The authors, however, have not been content to take any pleadings on trust, no matter by whom settled; but have themselves, in the light of the latest decisions, exer
cised an active though cautious discretion in excluding or correcting any pleading which was clearly erroneous or imperfect.
Nearly the first hundred pages of the book are taken up with a treatise, as exhaustive as the means at the authors' command would admit, upon the subject of Pleading, including in it that of Parties, under the new system. All the new rules and the decisions upon them have been carefully collated; and it is hoped that this mass of matter, scattered, as will be seen, over a number of reports, and never before collected in one view, will be found of use to the pleader.
Numerous notes have been appended to the various headings under which the pleadings are arranged, and in these notes the object has been to present a brief outline of the law relating to the particular kind of action with which the pleading in question is concerned, and especially to exhibit in a clear light those parts of the law which ought to be present to the mind of the pleader. The scope of the work has not allowed the authors to attempt a complete exposition of the substantive law on any particular subject. Their object has not been to do this ; but rather to make a selection of matter which seemed to them likely to be most useful in practice.

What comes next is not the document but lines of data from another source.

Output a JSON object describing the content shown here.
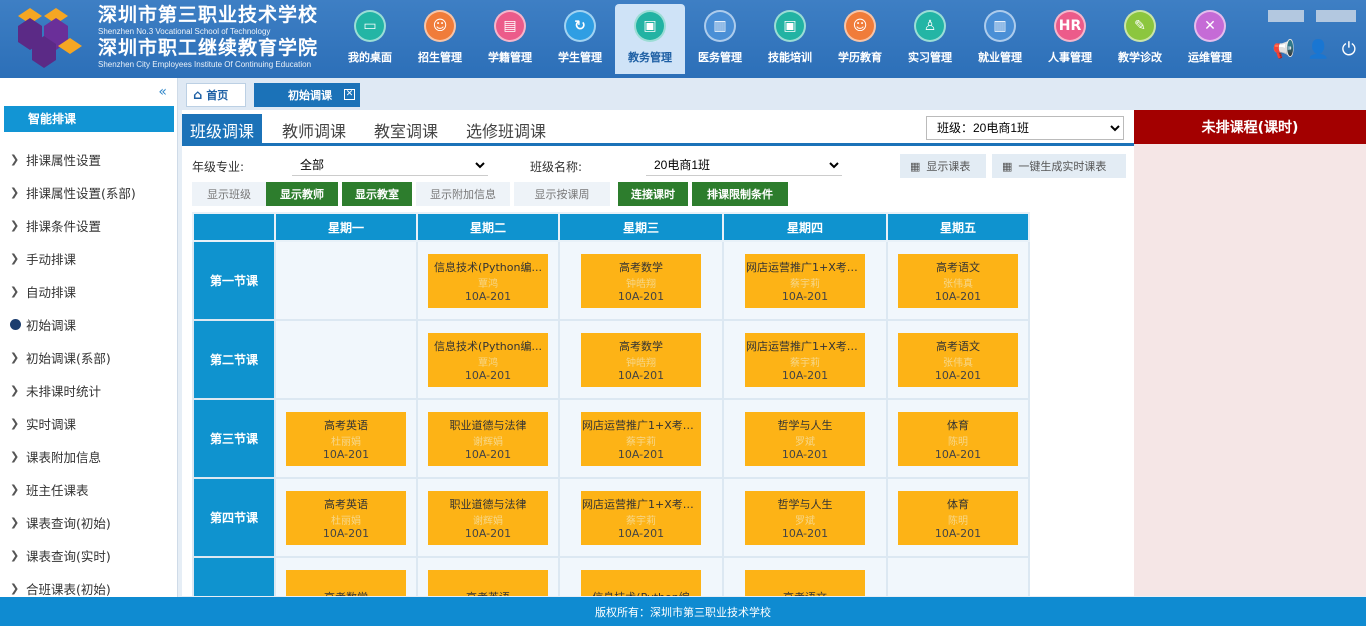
{
  "brand": {
    "name_cn_1": "深圳市第三职业技术学校",
    "name_en_1": "Shenzhen No.3 Vocational School of Technology",
    "name_cn_2": "深圳市职工继续教育学院",
    "name_en_2": "Shenzhen City Employees Institute Of Continuing Education"
  },
  "nav": [
    {
      "label": "我的桌面",
      "color": "#23b5a5",
      "glyph": "▭"
    },
    {
      "label": "招生管理",
      "color": "#f07c3a",
      "glyph": "☺"
    },
    {
      "label": "学籍管理",
      "color": "#ec5b8a",
      "glyph": "▤"
    },
    {
      "label": "学生管理",
      "color": "#2f9ee3",
      "glyph": "↻"
    },
    {
      "label": "教务管理",
      "color": "#22b3a3",
      "glyph": "▣"
    },
    {
      "label": "医务管理",
      "color": "#4a8fd6",
      "glyph": "▥"
    },
    {
      "label": "技能培训",
      "color": "#22b3a3",
      "glyph": "▣"
    },
    {
      "label": "学历教育",
      "color": "#f07c3a",
      "glyph": "☺"
    },
    {
      "label": "实习管理",
      "color": "#23b5a5",
      "glyph": "♙"
    },
    {
      "label": "就业管理",
      "color": "#4a8fd6",
      "glyph": "▥"
    },
    {
      "label": "人事管理",
      "color": "#ec5b8a",
      "glyph": "HR"
    },
    {
      "label": "教学诊改",
      "color": "#8cc63e",
      "glyph": "✎"
    },
    {
      "label": "运维管理",
      "color": "#c56bd6",
      "glyph": "✕"
    }
  ],
  "nav_active_index": 4,
  "sidebar": {
    "title": "智能排课",
    "items": [
      {
        "label": "排课属性设置"
      },
      {
        "label": "排课属性设置(系部)"
      },
      {
        "label": "排课条件设置"
      },
      {
        "label": "手动排课"
      },
      {
        "label": "自动排课"
      },
      {
        "label": "初始调课"
      },
      {
        "label": "初始调课(系部)"
      },
      {
        "label": "未排课时统计"
      },
      {
        "label": "实时调课"
      },
      {
        "label": "课表附加信息"
      },
      {
        "label": "班主任课表"
      },
      {
        "label": "课表查询(初始)"
      },
      {
        "label": "课表查询(实时)"
      },
      {
        "label": "合班课表(初始)"
      }
    ],
    "active_index": 5
  },
  "tabs": {
    "home": "首页",
    "current": "初始调课"
  },
  "subtabs": [
    "班级调课",
    "教师调课",
    "教室调课",
    "选修班调课"
  ],
  "class_select": "班级：20电商1班",
  "filters": {
    "grade_label": "年级专业:",
    "grade_value": "全部",
    "class_label": "班级名称:",
    "class_value": "20电商1班",
    "show_schedule": "显示课表",
    "gen_realtime": "一键生成实时课表"
  },
  "buttons": {
    "show_class": "显示班级",
    "show_teacher": "显示教师",
    "show_room": "显示教室",
    "show_extra": "显示附加信息",
    "show_week": "显示按课周",
    "link_hours": "连接课时",
    "limit_cond": "排课限制条件"
  },
  "schedule": {
    "days": [
      "星期一",
      "星期二",
      "星期三",
      "星期四",
      "星期五"
    ],
    "rows": [
      {
        "period": "第一节课",
        "cells": [
          null,
          {
            "course": "信息技术(Python编...",
            "teacher": "覃鸿",
            "room": "10A-201"
          },
          {
            "course": "高考数学",
            "teacher": "钟皓翔",
            "room": "10A-201"
          },
          {
            "course": "网店运营推广1+X考证实...",
            "teacher": "蔡宇莉",
            "room": "10A-201"
          },
          {
            "course": "高考语文",
            "teacher": "张伟真",
            "room": "10A-201"
          }
        ]
      },
      {
        "period": "第二节课",
        "cells": [
          null,
          {
            "course": "信息技术(Python编...",
            "teacher": "覃鸿",
            "room": "10A-201"
          },
          {
            "course": "高考数学",
            "teacher": "钟皓翔",
            "room": "10A-201"
          },
          {
            "course": "网店运营推广1+X考证实...",
            "teacher": "蔡宇莉",
            "room": "10A-201"
          },
          {
            "course": "高考语文",
            "teacher": "张伟真",
            "room": "10A-201"
          }
        ]
      },
      {
        "period": "第三节课",
        "cells": [
          {
            "course": "高考英语",
            "teacher": "杜丽娟",
            "room": "10A-201"
          },
          {
            "course": "职业道德与法律",
            "teacher": "谢辉娟",
            "room": "10A-201"
          },
          {
            "course": "网店运营推广1+X考证实...",
            "teacher": "蔡宇莉",
            "room": "10A-201"
          },
          {
            "course": "哲学与人生",
            "teacher": "罗斌",
            "room": "10A-201"
          },
          {
            "course": "体育",
            "teacher": "陈明",
            "room": "10A-201"
          }
        ]
      },
      {
        "period": "第四节课",
        "cells": [
          {
            "course": "高考英语",
            "teacher": "杜丽娟",
            "room": "10A-201"
          },
          {
            "course": "职业道德与法律",
            "teacher": "谢辉娟",
            "room": "10A-201"
          },
          {
            "course": "网店运营推广1+X考证实...",
            "teacher": "蔡宇莉",
            "room": "10A-201"
          },
          {
            "course": "哲学与人生",
            "teacher": "罗斌",
            "room": "10A-201"
          },
          {
            "course": "体育",
            "teacher": "陈明",
            "room": "10A-201"
          }
        ]
      },
      {
        "period": "",
        "cells": [
          {
            "course": "高考数学",
            "teacher": "",
            "room": ""
          },
          {
            "course": "高考英语",
            "teacher": "",
            "room": ""
          },
          {
            "course": "信息技术(Python编",
            "teacher": "",
            "room": ""
          },
          {
            "course": "高考语文",
            "teacher": "",
            "room": ""
          },
          null
        ]
      }
    ]
  },
  "right_panel": {
    "title": "未排课程(课时)"
  },
  "footer": "版权所有：深圳市第三职业技术学校",
  "colors": {
    "header": "#2c6fb8",
    "accent": "#0f93cf",
    "card": "#fdb316",
    "green": "#2d7d2d",
    "alert": "#a30000"
  }
}
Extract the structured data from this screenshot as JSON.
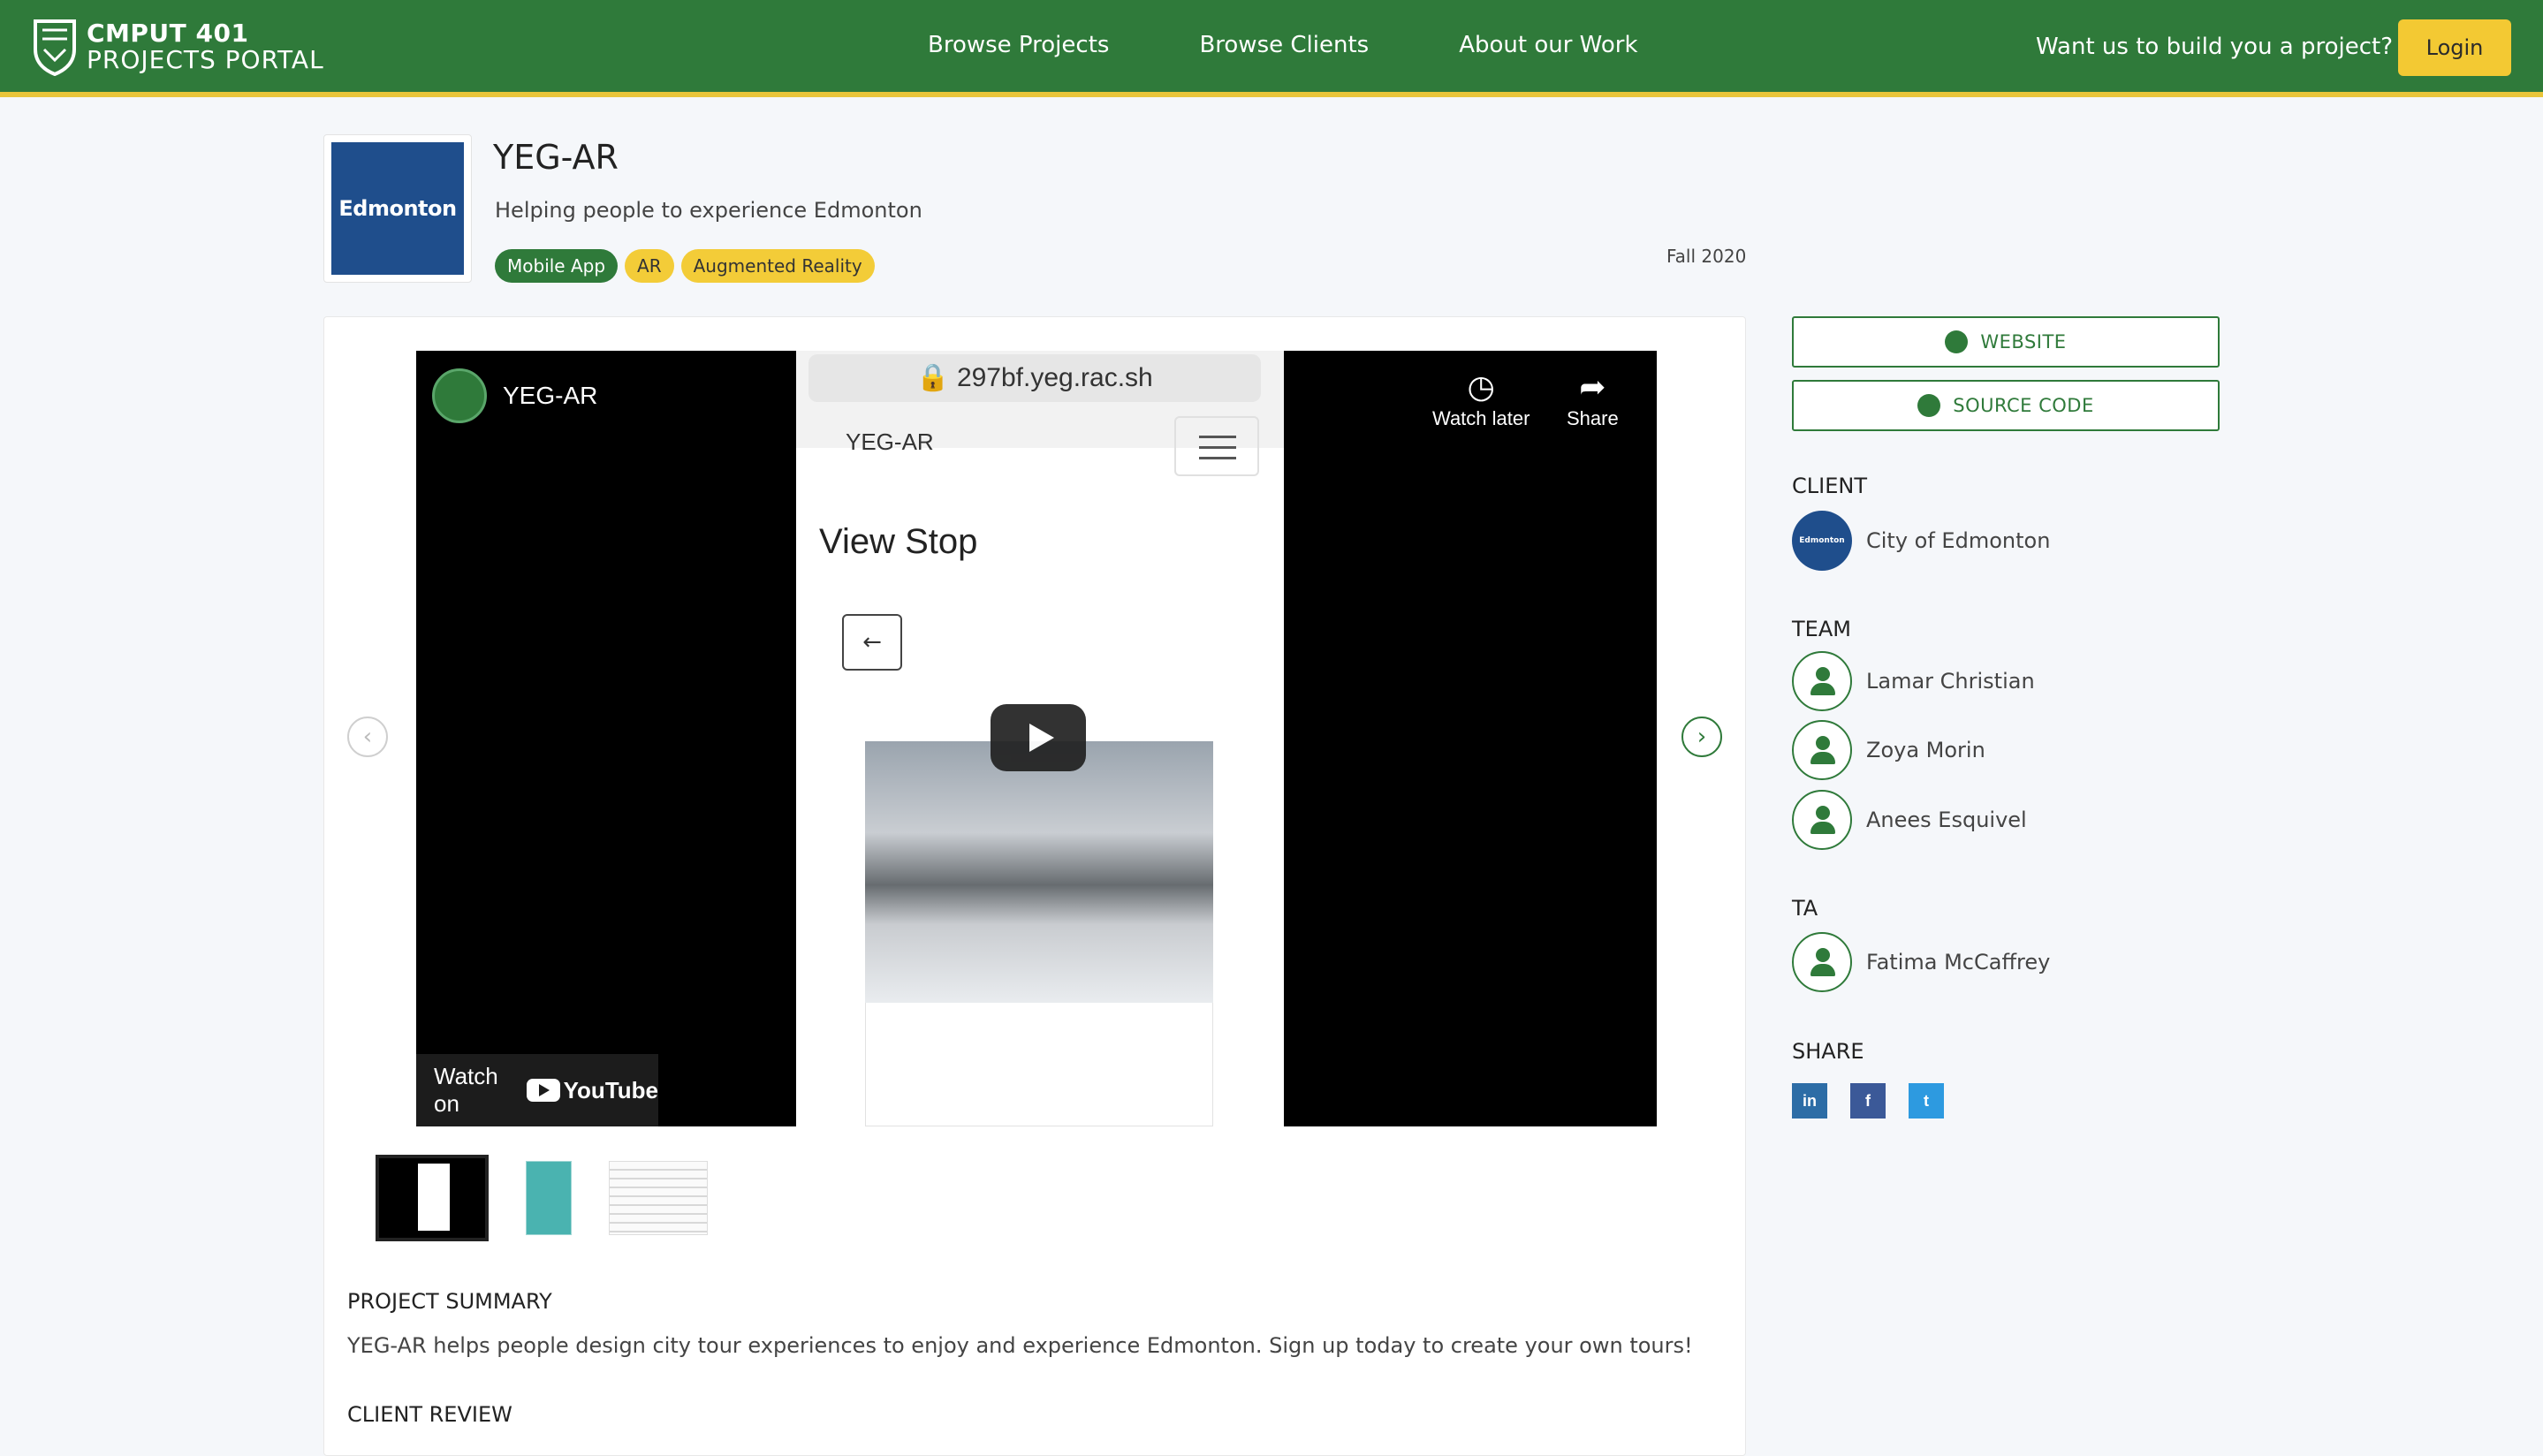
{
  "header": {
    "brand_line1": "CMPUT 401",
    "brand_line2": "PROJECTS PORTAL",
    "nav": [
      "Browse Projects",
      "Browse Clients",
      "About our Work"
    ],
    "cta": "Want us to build you a project?",
    "login": "Login",
    "colors": {
      "bar": "#2f7a3a",
      "accent": "#f3c933"
    }
  },
  "project": {
    "logo_text": "Edmonton",
    "title": "YEG-AR",
    "subtitle": "Helping people to experience Edmonton",
    "tags": [
      "Mobile App",
      "AR",
      "Augmented Reality"
    ],
    "term": "Fall 2020"
  },
  "video": {
    "channel_title": "YEG-AR",
    "watch_later": "Watch later",
    "share": "Share",
    "watch_on": "Watch on",
    "youtube": "YouTube",
    "url": "297bf.yeg.rac.sh",
    "app_name": "YEG-AR",
    "screen_title": "View Stop",
    "back_arrow": "←"
  },
  "carousel": {
    "prev": "‹",
    "next": "›"
  },
  "sections": {
    "summary_title": "PROJECT SUMMARY",
    "summary_text": "YEG-AR helps people design city tour experiences to enjoy and experience Edmonton. Sign up today to create your own tours!",
    "review_title": "CLIENT REVIEW"
  },
  "sidebar": {
    "website": "WEBSITE",
    "source_code": "SOURCE CODE",
    "client_heading": "CLIENT",
    "client_name": "City of Edmonton",
    "client_logo_text": "Edmonton",
    "team_heading": "TEAM",
    "team": [
      "Lamar Christian",
      "Zoya Morin",
      "Anees Esquivel"
    ],
    "ta_heading": "TA",
    "ta": [
      "Fatima McCaffrey"
    ],
    "share_heading": "SHARE",
    "share": [
      {
        "label": "in",
        "color": "#2d6da6"
      },
      {
        "label": "f",
        "color": "#3b5998"
      },
      {
        "label": "t",
        "color": "#2d9ae0"
      }
    ]
  }
}
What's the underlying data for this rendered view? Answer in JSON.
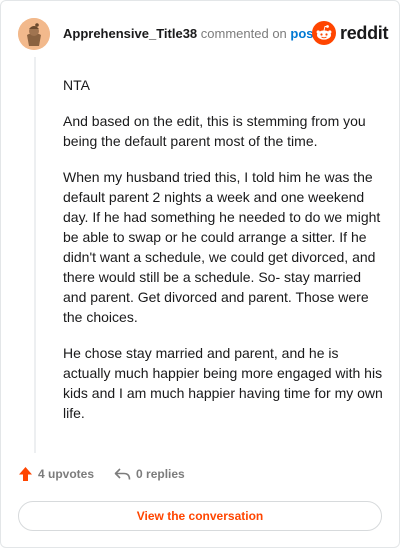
{
  "header": {
    "username": "Apprehensive_Title38",
    "commented_on": "commented on",
    "post_link": "post",
    "brand": "reddit"
  },
  "comment": {
    "paragraphs": [
      "NTA",
      "And based on the edit, this is stemming from you being the default parent most of the time.",
      "When my husband tried this, I told him he was the default parent 2 nights a week and one weekend day. If he had something he needed to do we might be able to swap or he could arrange a sitter. If he didn't want a schedule, we could get divorced, and there would still be a schedule. So- stay married and parent. Get divorced and parent. Those were the choices.",
      "He chose stay married and parent, and he is actually much happier being more engaged with his kids and I am much happier having time for my own life."
    ]
  },
  "actions": {
    "upvotes": "4 upvotes",
    "replies": "0 replies"
  },
  "button": {
    "view_conversation": "View the conversation"
  },
  "colors": {
    "accent": "#ff4500",
    "link": "#0079d3",
    "muted": "#7c7c7c"
  },
  "icons": {
    "avatar": "snoo-avatar",
    "logo": "reddit-logo-icon",
    "upvote": "upvote-arrow-icon",
    "reply": "reply-arrow-icon"
  }
}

It will be noticed that in classifying the pleadings the authors have adopted an alphabetical arrangement, that they have not made the common division into Contracts and Torts, and that they have grouped the statements of defence, &c., along with and under the same head as the statements of claim. It has seemed to them that in